Here is what I found in making that comparison. In comparing the CLASS head to head with the ERS the correlation between the two scales was r = .24; p < .0001; n = 385. So both scales had a statistically significant correlation which one would expect since they are both measuring classroom quality, albeit from different perspectives.
Where it becomes interesting is when one begins to compare the two with the Washington state QRIS correlations. The CLASS and QRIS is r = .12; p < .022; n = 385 while the ERS and QRIS is r = .39; p < .0001; n = 385. It appears that the ERS is more sensitive at discriminating differences in QRIS than the CLASS. I further tested this my running one-way ANOVAs: CLASS x QRIS: F = 10.71; p < .0001; n = 385 while the ERS x QRIS: F = 26.534; p < .0001; n = 385. Both are statistically significant but the ERS again shows a much larger F ratio than is the case with the CLASS. To delve more deeply into these differences required looking at some basic descriptive statistics, such as the mean, standard deviation, skewness, and kurtosis. The following chart shows the results.

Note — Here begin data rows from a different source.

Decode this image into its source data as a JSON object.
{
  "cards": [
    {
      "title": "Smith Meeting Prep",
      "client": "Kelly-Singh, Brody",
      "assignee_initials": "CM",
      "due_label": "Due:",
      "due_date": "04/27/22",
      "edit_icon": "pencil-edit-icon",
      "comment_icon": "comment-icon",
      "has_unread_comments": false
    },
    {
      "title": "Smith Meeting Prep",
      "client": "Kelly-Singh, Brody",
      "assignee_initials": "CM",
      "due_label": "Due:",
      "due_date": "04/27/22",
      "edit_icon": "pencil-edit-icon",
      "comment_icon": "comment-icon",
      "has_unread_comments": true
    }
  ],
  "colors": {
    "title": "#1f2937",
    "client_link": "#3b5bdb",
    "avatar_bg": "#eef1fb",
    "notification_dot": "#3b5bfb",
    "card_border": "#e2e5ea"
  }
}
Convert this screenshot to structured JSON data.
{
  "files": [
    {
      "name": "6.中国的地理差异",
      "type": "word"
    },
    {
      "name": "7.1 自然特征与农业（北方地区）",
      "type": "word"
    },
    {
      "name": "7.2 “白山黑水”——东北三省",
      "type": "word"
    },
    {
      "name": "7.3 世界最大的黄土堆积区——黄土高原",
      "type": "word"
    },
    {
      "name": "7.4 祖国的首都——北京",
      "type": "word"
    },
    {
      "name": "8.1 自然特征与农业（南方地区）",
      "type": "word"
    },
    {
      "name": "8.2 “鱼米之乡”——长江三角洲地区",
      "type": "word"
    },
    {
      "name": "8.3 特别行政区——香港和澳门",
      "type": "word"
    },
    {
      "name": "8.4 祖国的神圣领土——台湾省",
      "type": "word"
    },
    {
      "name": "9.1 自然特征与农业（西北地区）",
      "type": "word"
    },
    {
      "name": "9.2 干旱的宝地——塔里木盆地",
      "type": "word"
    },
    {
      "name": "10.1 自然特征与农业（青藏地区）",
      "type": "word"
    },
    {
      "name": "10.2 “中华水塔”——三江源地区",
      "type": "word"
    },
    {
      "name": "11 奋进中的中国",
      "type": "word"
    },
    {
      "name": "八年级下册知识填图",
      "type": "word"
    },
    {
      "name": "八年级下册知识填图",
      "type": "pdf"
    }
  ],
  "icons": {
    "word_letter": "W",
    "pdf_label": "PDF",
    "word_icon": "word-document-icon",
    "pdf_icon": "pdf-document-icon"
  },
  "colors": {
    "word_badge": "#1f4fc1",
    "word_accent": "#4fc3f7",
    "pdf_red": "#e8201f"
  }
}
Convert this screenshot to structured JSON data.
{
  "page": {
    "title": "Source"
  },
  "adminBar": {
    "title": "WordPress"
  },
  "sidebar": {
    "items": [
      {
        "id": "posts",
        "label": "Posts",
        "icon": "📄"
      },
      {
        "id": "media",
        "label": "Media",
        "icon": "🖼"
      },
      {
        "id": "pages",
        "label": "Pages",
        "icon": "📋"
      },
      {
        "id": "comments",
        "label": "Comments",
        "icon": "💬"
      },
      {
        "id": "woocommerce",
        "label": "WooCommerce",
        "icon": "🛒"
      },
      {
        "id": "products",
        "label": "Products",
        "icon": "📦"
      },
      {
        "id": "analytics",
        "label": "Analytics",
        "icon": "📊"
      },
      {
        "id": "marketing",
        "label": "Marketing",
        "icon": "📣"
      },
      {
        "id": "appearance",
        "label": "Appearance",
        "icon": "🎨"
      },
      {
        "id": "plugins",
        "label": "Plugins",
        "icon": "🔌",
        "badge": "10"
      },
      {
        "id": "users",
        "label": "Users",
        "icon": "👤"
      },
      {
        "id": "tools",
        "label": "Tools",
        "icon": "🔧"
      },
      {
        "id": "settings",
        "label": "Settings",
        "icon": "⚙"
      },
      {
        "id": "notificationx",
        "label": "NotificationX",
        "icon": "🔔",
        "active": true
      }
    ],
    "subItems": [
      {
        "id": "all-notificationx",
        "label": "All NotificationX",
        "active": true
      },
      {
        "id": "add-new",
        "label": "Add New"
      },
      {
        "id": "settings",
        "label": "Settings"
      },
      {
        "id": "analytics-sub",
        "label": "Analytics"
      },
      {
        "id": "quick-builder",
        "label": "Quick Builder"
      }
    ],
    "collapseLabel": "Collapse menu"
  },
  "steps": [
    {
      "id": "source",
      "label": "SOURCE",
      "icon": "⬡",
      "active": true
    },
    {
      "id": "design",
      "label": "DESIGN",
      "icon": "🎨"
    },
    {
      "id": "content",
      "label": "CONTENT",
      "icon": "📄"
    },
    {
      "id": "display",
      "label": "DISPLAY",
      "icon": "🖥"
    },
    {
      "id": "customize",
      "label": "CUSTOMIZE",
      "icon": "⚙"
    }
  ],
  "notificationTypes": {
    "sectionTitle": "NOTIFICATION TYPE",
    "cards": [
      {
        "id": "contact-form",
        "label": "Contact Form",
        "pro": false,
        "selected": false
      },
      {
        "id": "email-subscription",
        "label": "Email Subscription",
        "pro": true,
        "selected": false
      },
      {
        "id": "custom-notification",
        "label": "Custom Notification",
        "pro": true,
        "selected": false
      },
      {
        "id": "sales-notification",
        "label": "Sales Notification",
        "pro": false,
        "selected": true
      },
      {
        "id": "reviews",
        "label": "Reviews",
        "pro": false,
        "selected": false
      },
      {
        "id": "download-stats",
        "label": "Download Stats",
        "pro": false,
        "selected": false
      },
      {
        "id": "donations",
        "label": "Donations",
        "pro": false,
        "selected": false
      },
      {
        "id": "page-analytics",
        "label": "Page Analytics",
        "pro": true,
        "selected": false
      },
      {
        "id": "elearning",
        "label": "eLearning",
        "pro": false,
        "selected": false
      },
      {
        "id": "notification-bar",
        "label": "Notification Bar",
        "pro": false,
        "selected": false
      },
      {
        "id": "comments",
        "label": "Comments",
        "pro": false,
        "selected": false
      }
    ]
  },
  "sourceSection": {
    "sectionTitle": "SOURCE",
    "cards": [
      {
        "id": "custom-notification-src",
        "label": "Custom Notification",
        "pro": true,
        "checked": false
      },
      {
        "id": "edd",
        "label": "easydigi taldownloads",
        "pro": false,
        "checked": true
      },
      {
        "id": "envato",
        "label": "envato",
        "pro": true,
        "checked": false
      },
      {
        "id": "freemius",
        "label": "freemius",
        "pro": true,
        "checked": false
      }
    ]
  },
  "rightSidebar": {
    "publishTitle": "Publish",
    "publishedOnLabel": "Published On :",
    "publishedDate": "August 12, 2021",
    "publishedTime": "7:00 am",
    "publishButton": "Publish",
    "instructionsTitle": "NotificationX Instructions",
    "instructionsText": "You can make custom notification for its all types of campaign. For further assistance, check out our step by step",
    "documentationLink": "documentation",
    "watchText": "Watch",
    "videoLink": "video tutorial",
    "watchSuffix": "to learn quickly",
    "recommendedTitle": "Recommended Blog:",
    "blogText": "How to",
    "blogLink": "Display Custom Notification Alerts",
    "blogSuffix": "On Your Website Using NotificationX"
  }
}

As one can see from the descriptive statistics there are some major differences between the CLASS and the ERS in how the data distributions play out. The ERS clearly has more variance in their data distribution than the CLASS does. These results are consistent with other studies in analyzing the respective data distributions. I feel that these results are significant for other early care and education researchers, developmental psychologists, and regulatory scientists as they conduct similar studies utilizing these respective tools.